[Data records for software interfaces]

········

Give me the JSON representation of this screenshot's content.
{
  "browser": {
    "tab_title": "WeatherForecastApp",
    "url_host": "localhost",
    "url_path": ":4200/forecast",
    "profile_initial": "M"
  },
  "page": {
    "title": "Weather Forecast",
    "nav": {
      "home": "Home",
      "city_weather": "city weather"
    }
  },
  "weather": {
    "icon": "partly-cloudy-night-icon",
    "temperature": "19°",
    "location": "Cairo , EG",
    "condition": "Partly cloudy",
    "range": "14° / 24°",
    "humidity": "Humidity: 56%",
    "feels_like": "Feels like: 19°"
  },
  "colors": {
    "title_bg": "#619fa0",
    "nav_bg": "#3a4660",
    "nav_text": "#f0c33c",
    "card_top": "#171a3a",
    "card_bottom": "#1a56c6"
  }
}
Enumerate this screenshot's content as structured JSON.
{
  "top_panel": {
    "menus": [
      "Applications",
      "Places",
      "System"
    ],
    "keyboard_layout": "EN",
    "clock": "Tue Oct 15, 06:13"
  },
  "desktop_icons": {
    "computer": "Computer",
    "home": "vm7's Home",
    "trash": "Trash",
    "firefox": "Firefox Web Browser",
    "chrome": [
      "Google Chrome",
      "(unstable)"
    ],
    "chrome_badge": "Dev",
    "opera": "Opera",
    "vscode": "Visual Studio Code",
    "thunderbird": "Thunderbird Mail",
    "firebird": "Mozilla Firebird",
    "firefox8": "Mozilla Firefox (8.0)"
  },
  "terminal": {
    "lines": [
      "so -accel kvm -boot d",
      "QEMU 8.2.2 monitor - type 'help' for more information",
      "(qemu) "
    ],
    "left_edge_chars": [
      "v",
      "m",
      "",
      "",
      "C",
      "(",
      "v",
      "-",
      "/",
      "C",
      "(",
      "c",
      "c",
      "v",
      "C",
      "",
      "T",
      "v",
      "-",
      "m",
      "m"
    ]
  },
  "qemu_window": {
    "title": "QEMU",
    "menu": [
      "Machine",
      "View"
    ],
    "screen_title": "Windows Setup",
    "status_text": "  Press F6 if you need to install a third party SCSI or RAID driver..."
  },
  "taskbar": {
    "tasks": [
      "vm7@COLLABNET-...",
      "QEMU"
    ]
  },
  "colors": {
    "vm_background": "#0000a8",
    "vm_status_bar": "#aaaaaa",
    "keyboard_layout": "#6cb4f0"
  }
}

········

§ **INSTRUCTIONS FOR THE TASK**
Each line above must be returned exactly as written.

§ **ANSWER TO THIS PROBLEM**
Give me the JSON representation of this screenshot's content.
{
  "browser": {
    "tab_title": "WeatherForecastApp",
    "url_host": "localhost",
    "url_path": ":4200/forecast",
    "profile_initial": "M"
  },
  "page": {
    "title": "Weather Forecast",
    "nav": {
      "home": "Home",
      "city_weather": "city weather"
    }
  },
  "weather": {
    "icon": "partly-cloudy-night-icon",
    "temperature": "19°",
    "location": "Cairo , EG",
    "condition": "Partly cloudy",
    "range": "14° / 24°",
    "humidity": "Humidity: 56%",
    "feels_like": "Feels like: 19°"
  },
  "colors": {
    "title_bg": "#619fa0",
    "nav_bg": "#3a4660",
    "nav_text": "#f0c33c",
    "card_top": "#171a3a",
    "card_bottom": "#1a56c6"
  }
}
Enumerate this screenshot's content as structured JSON.
{
  "top_panel": {
    "menus": [
      "Applications",
      "Places",
      "System"
    ],
    "keyboard_layout": "EN",
    "clock": "Tue Oct 15, 06:13"
  },
  "desktop_icons": {
    "computer": "Computer",
    "home": "vm7's Home",
    "trash": "Trash",
    "firefox": "Firefox Web Browser",
    "chrome": [
      "Google Chrome",
      "(unstable)"
    ],
    "chrome_badge": "Dev",
    "opera": "Opera",
    "vscode": "Visual Studio Code",
    "thunderbird": "Thunderbird Mail",
    "firebird": "Mozilla Firebird",
    "firefox8": "Mozilla Firefox (8.0)"
  },
  "terminal": {
    "lines": [
      "so -accel kvm -boot d",
      "QEMU 8.2.2 monitor - type 'help' for more information",
      "(qemu) "
    ],
    "left_edge_chars": [
      "v",
      "m",
      "",
      "",
      "C",
      "(",
      "v",
      "-",
      "/",
      "C",
      "(",
      "c",
      "c",
      "v",
      "C",
      "",
      "T",
      "v",
      "-",
      "m",
      "m"
    ]
  },
  "qemu_window": {
    "title": "QEMU",
    "menu": [
      "Machine",
      "View"
    ],
    "screen_title": "Windows Setup",
    "status_text": "  Press F6 if you need to install a third party SCSI or RAID driver..."
  },
  "taskbar": {
    "tasks": [
      "vm7@COLLABNET-...",
      "QEMU"
    ]
  },
  "colors": {
    "vm_background": "#0000a8",
    "vm_status_bar": "#aaaaaa",
    "keyboard_layout": "#6cb4f0"
  }
}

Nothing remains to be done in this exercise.